_The task_.
Find how many lines of the following entries contain "Setari". Reply with the number alone.
Start of Information provided
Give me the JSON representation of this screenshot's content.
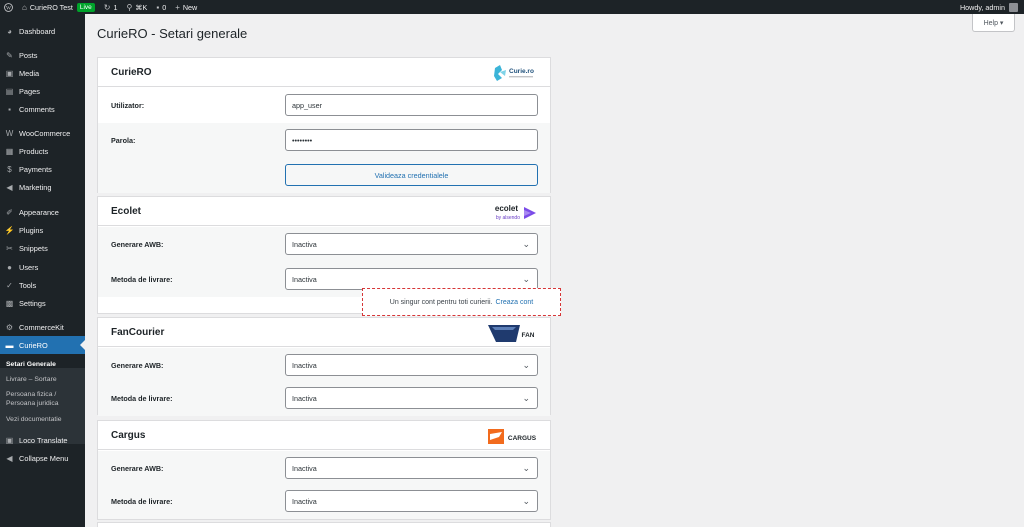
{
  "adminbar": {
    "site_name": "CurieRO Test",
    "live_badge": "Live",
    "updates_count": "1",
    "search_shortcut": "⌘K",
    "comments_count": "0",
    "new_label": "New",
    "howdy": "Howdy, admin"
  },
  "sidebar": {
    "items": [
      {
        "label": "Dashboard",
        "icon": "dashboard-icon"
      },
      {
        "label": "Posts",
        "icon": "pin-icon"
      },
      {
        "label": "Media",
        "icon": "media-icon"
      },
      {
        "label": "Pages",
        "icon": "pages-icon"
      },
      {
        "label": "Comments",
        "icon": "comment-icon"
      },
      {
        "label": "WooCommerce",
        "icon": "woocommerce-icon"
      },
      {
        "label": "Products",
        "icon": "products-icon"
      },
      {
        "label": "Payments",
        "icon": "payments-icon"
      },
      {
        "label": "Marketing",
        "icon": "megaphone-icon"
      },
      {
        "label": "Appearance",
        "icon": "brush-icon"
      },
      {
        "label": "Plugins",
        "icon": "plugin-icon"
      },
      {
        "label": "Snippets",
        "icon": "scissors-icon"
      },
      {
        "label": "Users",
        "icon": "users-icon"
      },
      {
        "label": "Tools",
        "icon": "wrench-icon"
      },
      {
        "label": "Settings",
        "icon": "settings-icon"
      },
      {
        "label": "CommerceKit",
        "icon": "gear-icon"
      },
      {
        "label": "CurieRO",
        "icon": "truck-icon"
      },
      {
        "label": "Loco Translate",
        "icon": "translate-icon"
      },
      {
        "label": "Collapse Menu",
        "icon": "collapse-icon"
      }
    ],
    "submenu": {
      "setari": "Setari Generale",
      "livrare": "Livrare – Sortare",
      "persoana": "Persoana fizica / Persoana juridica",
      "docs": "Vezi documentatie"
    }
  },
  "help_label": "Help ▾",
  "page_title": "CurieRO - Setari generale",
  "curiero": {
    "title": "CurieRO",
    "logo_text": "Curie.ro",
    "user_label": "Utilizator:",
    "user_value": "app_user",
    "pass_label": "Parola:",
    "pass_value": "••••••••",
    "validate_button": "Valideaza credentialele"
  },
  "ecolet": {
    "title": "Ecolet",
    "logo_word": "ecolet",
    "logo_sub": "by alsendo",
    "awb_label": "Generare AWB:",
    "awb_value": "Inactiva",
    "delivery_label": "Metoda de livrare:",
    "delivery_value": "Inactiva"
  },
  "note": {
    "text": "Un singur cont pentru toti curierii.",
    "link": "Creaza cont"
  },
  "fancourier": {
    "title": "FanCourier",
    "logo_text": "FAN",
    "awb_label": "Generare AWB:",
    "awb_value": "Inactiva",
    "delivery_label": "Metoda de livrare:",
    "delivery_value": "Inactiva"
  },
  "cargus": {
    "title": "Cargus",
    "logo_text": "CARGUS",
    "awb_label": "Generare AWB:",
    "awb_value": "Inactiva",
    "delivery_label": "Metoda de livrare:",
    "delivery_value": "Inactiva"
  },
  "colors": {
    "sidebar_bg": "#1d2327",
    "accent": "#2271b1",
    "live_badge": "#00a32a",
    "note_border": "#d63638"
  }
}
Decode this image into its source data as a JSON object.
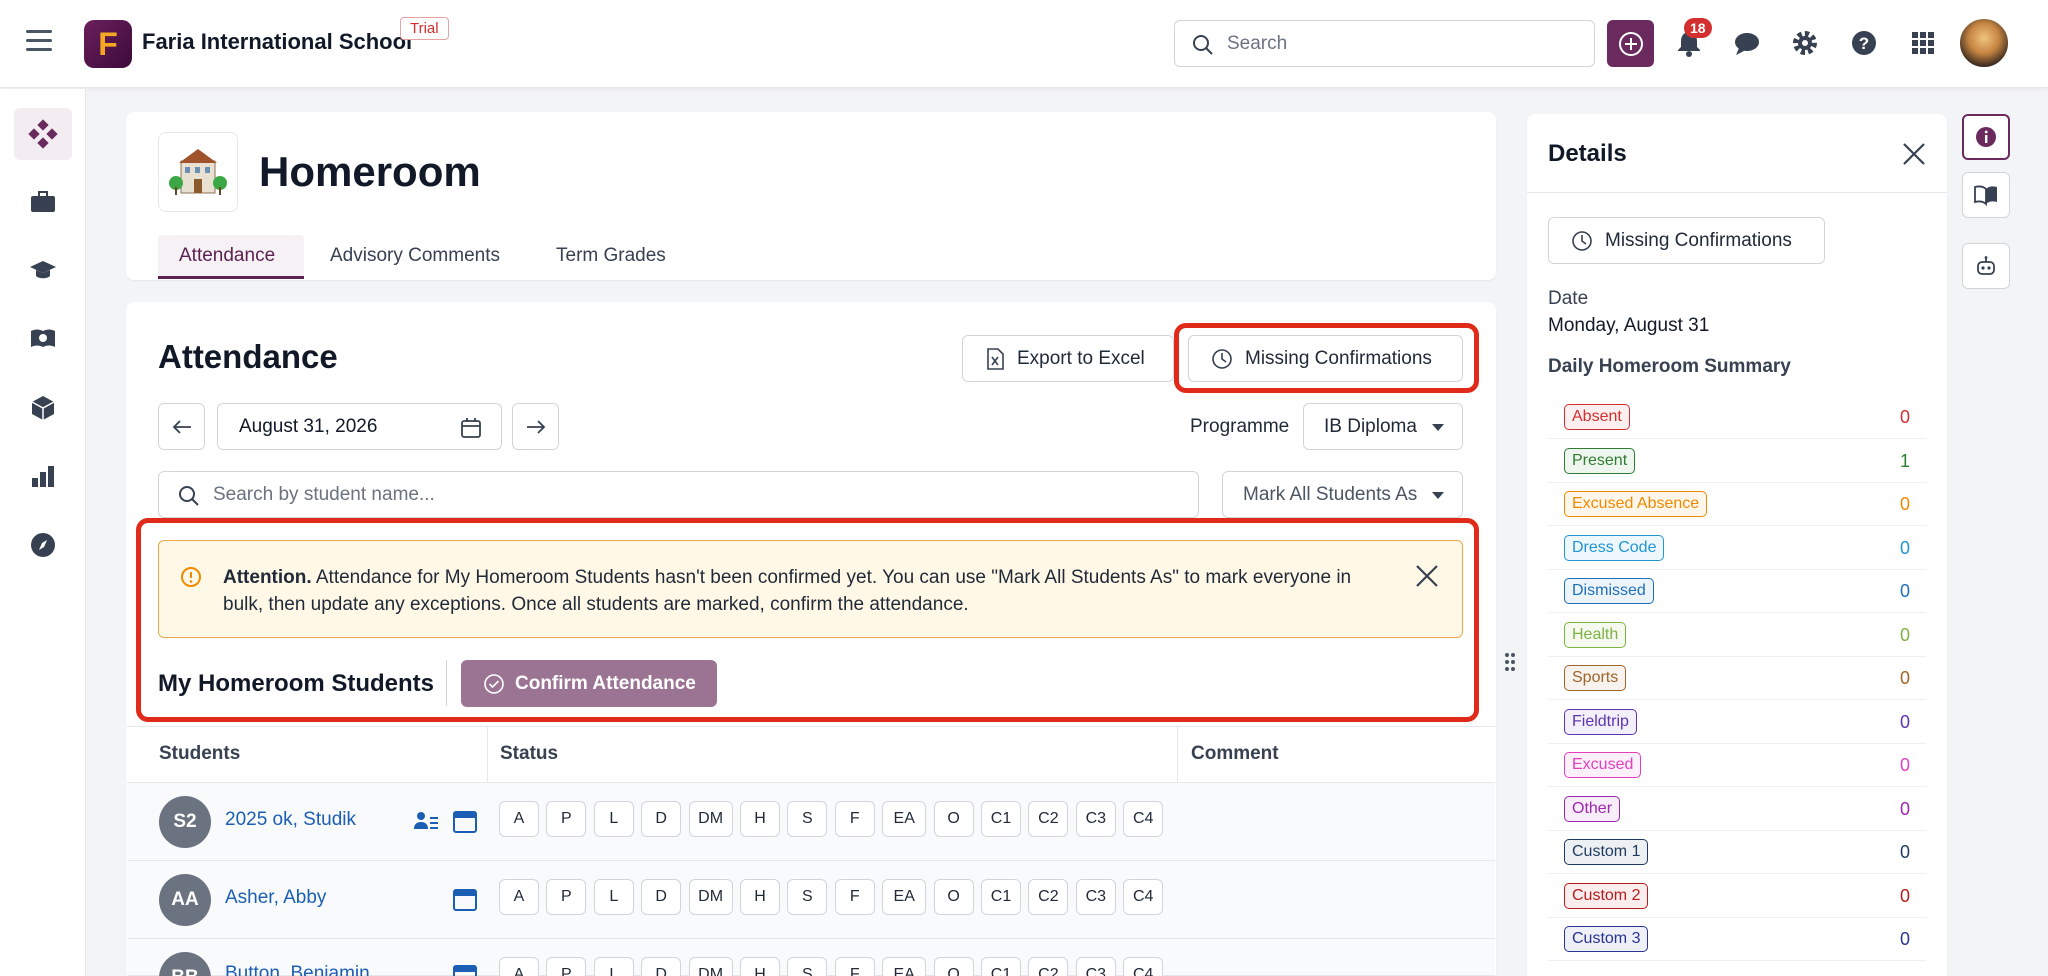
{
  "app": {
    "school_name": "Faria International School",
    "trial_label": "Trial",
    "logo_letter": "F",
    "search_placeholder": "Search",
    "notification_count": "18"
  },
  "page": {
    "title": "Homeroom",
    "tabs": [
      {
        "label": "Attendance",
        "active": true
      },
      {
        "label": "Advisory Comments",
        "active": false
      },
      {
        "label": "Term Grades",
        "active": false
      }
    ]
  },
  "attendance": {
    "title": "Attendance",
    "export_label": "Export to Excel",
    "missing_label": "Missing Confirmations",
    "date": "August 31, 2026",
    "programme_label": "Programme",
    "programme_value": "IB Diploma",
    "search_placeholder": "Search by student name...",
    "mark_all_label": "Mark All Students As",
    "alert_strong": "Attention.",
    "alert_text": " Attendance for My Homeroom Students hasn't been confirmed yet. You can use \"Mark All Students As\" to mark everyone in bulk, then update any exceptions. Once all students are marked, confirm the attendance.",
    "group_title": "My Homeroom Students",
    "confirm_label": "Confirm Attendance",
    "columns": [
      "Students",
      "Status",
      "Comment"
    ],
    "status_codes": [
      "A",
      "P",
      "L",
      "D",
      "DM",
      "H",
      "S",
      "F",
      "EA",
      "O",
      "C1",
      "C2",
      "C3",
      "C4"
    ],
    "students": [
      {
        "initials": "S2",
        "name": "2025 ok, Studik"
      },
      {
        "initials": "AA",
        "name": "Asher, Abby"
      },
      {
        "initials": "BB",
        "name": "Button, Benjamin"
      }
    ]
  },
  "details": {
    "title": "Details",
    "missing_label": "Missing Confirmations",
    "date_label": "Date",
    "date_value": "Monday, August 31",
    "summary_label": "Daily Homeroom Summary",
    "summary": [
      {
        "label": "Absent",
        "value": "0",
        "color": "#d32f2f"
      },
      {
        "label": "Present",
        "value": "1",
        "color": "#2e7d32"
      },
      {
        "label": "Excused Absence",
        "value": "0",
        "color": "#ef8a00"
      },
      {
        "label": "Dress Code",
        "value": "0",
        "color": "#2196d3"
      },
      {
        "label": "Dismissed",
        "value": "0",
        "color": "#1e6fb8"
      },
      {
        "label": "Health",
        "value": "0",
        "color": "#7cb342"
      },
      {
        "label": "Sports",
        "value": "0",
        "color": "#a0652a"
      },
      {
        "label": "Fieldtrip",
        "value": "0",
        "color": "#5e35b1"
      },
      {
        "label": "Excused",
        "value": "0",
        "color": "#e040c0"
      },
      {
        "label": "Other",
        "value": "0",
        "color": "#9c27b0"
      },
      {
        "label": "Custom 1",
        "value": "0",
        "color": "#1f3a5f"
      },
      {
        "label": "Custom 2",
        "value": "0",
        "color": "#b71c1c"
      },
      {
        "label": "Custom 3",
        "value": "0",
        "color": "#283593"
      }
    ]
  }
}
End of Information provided
_Written solution_.
2